Some pundits seem to have rushed to the defense of federally expanded UI programs when the July jobs report was released, arguing that there was no evidence that the programs discouraged employment. But this perspective cannot be reconciled with decades of labor market research. Furthermore, even research that has been framed as proof that the federal expansion to UI had no employment-discouraging effect itself acknowledges that workers were 20 percent more likely to accept jobs in states that had opted out.

It is entirely possible that jobless workers fear workplace-related COVID-19 infection or face childcare difficulties, and these are legitimate reasons for delaying their return to the job market and availing themselves of UI benefits. However, the question remains regarding why these difficulties would persist despite widespread availability of effective vaccines and the resurgence in travel and entertainment spending.
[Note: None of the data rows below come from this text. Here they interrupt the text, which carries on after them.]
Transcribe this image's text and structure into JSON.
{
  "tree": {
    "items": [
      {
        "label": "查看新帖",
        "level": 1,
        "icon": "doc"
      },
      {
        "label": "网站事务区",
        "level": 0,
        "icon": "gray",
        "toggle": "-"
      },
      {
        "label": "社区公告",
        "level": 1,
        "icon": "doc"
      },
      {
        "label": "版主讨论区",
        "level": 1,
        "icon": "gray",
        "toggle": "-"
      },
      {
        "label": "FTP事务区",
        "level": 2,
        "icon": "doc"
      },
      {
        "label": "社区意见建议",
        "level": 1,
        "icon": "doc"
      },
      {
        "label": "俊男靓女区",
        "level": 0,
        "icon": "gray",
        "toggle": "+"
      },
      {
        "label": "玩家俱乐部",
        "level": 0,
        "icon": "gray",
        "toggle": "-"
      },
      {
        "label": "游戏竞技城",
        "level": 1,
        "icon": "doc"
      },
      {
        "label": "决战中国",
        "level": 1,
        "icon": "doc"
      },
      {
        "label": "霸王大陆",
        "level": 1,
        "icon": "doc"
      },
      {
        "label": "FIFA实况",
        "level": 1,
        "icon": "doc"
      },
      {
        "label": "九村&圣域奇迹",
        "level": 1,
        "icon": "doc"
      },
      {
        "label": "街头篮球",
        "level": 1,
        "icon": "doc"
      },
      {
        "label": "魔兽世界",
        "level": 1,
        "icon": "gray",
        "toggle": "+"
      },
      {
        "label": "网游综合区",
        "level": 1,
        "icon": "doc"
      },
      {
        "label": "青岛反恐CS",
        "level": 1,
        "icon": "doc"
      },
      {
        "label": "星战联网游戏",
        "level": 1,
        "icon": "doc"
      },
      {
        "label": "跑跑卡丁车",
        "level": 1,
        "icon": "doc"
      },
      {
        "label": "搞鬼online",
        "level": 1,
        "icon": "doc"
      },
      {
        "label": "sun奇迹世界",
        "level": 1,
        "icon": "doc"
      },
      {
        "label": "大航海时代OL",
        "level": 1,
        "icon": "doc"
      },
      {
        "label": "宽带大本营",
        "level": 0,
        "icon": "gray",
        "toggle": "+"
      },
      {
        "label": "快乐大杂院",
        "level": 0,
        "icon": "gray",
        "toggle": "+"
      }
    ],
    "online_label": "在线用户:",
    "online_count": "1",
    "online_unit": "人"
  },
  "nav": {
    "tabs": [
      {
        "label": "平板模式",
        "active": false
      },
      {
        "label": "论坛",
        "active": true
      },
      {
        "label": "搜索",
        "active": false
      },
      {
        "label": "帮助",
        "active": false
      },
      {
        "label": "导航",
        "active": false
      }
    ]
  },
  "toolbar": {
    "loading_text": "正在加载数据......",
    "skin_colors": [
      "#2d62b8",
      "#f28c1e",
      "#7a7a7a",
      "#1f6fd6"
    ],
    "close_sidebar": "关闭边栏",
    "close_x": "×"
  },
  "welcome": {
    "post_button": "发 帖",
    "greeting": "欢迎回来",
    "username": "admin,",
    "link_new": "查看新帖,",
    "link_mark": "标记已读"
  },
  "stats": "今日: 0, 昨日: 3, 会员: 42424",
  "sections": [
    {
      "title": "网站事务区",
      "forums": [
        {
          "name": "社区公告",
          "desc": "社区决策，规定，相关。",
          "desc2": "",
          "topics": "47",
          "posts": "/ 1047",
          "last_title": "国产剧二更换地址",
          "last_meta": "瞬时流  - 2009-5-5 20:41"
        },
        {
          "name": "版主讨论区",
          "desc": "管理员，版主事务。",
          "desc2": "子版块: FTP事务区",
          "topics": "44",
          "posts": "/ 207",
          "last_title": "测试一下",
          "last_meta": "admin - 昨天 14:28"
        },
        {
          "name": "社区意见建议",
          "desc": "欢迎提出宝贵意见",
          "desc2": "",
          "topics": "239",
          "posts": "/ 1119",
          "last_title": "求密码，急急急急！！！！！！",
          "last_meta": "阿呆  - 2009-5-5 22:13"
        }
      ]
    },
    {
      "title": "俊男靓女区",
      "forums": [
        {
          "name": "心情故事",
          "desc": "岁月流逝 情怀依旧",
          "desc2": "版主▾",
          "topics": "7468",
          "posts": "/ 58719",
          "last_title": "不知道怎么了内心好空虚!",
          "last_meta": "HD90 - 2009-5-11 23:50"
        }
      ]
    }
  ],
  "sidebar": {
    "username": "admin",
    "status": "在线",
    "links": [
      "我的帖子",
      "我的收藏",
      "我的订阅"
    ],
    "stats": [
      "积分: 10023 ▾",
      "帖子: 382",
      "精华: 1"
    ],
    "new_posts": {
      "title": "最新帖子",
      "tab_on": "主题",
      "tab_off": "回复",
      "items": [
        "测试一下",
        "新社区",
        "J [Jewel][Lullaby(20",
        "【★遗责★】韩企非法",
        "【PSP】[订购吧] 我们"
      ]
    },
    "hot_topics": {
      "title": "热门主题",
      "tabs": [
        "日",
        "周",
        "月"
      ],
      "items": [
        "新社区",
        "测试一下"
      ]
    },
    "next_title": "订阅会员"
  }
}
Our own analysis is a work in progress and is subject to refinement and revision as more data become available. Our preliminary results suggest that states that opted out of the federal expansion to UI saw faster employment growth than states that did not. To the extent that these results contradict other preliminary research, we suggest that differences between the CPS and CES datasets may be driving part of the disagreement. More work remains to be done, and better understanding of the controversy must be developed, because the pandemic-caused recession clearly showed that America’s existing UI system is woefully inadequate to the task of helping workers weather economic downturns.